July is Bebe Moore Campbell National Minority Mental Health Awareness Month – a month dedicated to growing public awareness of mental health, including mental illness among communities of Black, Indigenous and people of color (BIPOC), and the life of Bebe Moore Campbell, an author and advocate who worked to end stigma and promote education of mental health among diverse communities.
Nationwide, 6.5 million individuals—or roughly two percent of the population—have some form of intellectual developmental disability (IDD). These individuals face unique challenges when it comes to getting appropriate care but are often overlooked because they do not necessarily fall into traditional disparity populations based on race, income, or geographical location.
July 28, 2021
95% of Certified Community Behavioral Health Clinics (CCBHCs) are engaged in one or more innovative practices in collaboration with law enforcement and criminal justice agencies (e.g., police, jails, and courts). Read more about how CCBHCs are leading a bold shift in mental health and substance use care in the May 2021 CCBHC Impact Report.
Practical Use Cases for Providers in Becoming Data-Driven With Behavioral Health Software and Interoperability
July 21, 2021
Many providers believe that adopting the latest behavioral health software will help them adapt to the new digital landscape. Yet, the wide-scale changes in the industry during 2020 and 2021 are proving that being connected is more important than just using complicated systems. Behavioral health interoperability drives a data-driven approach. Here are practical use cases to help transform practices into data-driven providers.

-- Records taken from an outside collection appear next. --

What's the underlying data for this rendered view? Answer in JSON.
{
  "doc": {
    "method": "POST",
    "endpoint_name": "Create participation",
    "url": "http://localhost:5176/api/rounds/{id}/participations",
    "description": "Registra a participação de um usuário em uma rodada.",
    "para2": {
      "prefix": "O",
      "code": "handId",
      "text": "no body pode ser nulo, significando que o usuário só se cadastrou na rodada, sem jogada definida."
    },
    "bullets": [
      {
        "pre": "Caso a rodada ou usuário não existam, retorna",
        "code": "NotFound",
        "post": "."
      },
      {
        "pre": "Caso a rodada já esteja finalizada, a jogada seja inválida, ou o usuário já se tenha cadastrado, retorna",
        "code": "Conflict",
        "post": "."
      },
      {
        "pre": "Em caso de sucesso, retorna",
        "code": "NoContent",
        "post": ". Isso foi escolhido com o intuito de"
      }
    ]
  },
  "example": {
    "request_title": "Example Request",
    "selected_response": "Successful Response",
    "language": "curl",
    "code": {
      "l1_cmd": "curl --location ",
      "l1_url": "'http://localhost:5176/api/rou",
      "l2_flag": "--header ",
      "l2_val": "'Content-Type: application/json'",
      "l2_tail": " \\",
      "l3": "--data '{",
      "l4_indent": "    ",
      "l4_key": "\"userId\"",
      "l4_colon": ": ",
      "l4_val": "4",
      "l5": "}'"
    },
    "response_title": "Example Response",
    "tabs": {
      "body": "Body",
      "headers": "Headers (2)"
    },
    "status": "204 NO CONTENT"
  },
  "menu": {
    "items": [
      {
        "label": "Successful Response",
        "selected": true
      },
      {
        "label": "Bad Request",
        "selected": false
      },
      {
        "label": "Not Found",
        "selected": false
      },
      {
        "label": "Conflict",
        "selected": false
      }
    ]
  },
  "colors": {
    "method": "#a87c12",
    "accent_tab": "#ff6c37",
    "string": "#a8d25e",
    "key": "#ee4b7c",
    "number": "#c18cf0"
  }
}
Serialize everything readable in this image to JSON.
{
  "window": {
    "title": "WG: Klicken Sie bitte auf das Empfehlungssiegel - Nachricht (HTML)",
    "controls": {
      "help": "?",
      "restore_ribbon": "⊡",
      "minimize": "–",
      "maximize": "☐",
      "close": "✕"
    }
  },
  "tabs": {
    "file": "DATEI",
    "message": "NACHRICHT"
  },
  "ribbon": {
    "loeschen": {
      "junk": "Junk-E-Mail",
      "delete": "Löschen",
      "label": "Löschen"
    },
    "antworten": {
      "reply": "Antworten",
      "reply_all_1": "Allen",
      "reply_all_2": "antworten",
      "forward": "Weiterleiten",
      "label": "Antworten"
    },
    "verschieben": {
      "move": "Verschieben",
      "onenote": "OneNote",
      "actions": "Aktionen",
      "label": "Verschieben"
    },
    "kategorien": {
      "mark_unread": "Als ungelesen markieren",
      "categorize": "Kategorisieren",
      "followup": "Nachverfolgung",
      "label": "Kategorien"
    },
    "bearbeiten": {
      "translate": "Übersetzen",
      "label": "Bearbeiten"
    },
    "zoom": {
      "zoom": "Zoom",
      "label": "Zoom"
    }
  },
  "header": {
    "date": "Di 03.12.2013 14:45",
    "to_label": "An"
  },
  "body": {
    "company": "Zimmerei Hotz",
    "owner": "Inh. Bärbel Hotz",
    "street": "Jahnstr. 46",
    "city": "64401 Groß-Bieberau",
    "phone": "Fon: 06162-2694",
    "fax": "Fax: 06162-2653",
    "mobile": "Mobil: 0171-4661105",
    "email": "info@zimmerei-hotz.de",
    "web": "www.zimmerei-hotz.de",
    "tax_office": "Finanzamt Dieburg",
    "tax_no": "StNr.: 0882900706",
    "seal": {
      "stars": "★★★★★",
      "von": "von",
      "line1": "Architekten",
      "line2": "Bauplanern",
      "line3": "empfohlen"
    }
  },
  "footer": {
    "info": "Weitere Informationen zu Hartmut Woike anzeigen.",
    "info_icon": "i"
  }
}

Although the coronavirus pandemic has imposed significant changes on the healthcare industry particularly in regards to behavioral and mental healthcare, historically behavioral healthcare parity has not been a priority for payers and, as a result, compliance, network adequacy, and use of value-based payments are all low, according to an Avalere survey.